The famous 62-year-old's passion for education inspired the satirical Broadway comedy “Latin History for Morons,” which premiered in 2017. In the show, he questioned the absence of Latinos in U.S. history. And since then, his fight has not stopped.
Hoy Día spoke with the actor about his project “Leguizamo Does America,” a six-episode docuseries that will premiere on April 16 on MSNBC. The show will focus on the contributions of Latinos in the food industry, culture and activism. In it, he travels to large cities in the United States such as New York and Miami.
Leguizamo stressed that Latinos should not be afraid to raise their voices when it comes to making a change in the film industry.
“I think they must do what I am doing: complain. They must complain. We have to protest, we have to make noise so that they hear that we are not happy with the representation,” he said.
Along these same lines, the actor spoke of the possible repercussions: “I am not afraid. I grew up in this country, I suffered a lot, I fought a lot, and all my life my opportunities were a thousand. And I knew at that moment that even if I was super smart and super talented, I would never have the same opportunities.”
John Leguizamo is proud of his work as an activist
With a smile on his face, Leguizamo said: “I am so proud of this project because we celebrate everything that represents being Latino.”
“We go to six cities in the United States and I interview the Latino community: Puerto Ricans, Cubans, Mexicans, Dominicans, Colombians, Venezuelans, Peruvians, everyone, with a variety of careers. There are artists, painters, dancers, businessmen, chefs, politicians. And one sees the power of the Latino community, the capacity and the talent that exists in this country,” he explained.
Regarding the representation of the Latino community in Hollywood, he said: “The problem is that the people who are making decisions do not look like us, so they are not giving the green light on projects that are for Latinos.”
"I knew that even if I was super smart and talented, I would never have the same opportunities."
“We are 1% of the protagonists in the movies, less than a percent of the stories they are telling and that is not right. The challenge is to have at least 20% of (representation with) the executives, the protagonists in front of the camera, the team behind the camera, that would be equality,” he concluded.
The actor also has another project on the horizon that will arrive in the fall on PBS, the documentary “American Historia.” In it, he discusses the history of America from a Latino perspective to shine the light on the lost Latino heroes within the community. It also features interviews with historians and cultural figures.
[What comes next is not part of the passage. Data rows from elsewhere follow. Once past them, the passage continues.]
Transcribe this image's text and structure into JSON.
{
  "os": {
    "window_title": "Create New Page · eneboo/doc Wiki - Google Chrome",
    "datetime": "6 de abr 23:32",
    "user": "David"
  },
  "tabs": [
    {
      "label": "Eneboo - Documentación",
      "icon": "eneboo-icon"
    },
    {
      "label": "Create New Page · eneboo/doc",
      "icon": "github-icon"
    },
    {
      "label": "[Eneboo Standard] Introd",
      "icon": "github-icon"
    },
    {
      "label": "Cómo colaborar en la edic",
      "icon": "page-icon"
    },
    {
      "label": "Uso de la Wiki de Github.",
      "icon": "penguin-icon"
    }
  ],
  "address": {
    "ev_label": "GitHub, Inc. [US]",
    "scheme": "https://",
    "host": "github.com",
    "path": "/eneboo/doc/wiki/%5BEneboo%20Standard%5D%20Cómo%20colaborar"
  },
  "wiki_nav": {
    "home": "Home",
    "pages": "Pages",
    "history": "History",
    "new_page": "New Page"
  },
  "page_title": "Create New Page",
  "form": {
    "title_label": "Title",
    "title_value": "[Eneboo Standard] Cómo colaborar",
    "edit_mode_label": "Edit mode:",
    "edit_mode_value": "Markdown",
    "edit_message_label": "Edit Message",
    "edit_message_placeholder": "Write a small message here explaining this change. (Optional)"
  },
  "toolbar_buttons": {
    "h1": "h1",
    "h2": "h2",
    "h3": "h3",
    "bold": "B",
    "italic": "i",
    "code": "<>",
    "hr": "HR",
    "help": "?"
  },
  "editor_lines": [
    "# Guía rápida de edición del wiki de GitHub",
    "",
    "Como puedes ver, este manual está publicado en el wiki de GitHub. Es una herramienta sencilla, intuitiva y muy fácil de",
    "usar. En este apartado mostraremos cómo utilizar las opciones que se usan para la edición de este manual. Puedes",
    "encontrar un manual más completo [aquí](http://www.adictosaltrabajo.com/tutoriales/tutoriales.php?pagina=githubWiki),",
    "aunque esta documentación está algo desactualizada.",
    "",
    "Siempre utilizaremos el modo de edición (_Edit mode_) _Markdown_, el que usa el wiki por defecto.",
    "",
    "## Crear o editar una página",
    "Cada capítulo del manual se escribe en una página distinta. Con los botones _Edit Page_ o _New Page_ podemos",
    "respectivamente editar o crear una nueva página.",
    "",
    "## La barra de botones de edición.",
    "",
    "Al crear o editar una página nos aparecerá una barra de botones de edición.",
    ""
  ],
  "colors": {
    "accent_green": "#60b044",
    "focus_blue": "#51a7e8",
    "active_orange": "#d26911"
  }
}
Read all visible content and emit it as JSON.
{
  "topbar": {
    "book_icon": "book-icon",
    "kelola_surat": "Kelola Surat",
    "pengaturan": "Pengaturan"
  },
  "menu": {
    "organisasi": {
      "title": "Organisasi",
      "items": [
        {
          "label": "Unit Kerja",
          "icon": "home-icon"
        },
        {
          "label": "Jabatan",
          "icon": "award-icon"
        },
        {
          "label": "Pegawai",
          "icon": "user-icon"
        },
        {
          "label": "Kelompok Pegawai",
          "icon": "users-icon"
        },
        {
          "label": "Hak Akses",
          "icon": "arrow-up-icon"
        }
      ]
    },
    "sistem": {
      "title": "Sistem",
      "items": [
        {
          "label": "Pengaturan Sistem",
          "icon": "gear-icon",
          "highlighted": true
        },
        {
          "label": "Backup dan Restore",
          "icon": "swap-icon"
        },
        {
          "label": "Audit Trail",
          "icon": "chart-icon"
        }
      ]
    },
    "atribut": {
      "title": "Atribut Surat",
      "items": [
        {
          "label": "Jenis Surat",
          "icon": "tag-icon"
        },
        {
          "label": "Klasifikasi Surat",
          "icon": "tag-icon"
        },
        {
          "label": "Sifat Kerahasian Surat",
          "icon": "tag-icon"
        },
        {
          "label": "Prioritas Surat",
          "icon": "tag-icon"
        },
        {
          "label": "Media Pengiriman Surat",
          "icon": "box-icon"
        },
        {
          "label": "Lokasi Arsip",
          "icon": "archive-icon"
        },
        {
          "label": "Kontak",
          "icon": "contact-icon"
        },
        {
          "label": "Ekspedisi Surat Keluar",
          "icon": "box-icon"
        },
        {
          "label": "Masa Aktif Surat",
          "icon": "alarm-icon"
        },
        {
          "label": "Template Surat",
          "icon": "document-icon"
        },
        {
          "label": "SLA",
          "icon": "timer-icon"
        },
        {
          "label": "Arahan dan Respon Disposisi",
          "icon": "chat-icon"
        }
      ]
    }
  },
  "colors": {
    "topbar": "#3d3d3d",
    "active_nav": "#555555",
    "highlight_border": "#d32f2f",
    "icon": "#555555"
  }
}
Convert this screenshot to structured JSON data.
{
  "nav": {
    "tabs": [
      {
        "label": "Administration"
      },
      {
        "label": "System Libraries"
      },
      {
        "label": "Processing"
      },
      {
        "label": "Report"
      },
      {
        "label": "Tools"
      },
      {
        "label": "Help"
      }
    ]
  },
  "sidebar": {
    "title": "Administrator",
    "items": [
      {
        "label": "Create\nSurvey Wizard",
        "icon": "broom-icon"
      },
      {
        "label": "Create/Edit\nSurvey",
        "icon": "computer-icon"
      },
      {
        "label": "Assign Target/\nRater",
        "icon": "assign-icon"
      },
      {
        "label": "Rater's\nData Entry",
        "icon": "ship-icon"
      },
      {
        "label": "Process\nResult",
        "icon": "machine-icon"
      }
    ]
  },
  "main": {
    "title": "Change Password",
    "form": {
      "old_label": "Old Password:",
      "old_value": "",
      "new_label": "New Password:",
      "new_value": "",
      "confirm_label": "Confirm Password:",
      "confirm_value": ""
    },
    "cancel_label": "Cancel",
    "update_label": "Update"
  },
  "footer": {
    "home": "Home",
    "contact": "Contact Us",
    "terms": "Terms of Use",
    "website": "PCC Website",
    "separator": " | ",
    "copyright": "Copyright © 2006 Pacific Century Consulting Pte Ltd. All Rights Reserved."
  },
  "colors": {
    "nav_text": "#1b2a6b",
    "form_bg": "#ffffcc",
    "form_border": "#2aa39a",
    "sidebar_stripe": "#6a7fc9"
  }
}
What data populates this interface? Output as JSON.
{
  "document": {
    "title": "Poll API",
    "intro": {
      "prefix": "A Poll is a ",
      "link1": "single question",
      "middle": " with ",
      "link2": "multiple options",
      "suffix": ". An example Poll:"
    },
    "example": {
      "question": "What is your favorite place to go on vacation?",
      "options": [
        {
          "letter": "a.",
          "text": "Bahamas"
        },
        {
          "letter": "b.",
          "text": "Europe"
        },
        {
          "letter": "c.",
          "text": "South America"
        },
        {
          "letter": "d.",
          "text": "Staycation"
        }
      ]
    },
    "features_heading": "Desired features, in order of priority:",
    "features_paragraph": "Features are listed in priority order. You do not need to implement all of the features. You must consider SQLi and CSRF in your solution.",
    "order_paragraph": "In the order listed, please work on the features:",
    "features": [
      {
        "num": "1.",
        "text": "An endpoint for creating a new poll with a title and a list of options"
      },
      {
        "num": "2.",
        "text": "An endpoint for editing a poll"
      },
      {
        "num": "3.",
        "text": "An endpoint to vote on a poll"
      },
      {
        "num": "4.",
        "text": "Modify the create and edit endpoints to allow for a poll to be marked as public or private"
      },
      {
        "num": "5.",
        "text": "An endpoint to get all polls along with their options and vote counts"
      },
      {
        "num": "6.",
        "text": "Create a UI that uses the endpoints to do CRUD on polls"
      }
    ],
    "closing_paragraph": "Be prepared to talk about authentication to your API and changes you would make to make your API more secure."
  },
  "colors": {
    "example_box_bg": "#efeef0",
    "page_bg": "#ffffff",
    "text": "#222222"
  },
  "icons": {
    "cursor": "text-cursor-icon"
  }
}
This article has been translated from Spanish and was originally published on Telemundo.com.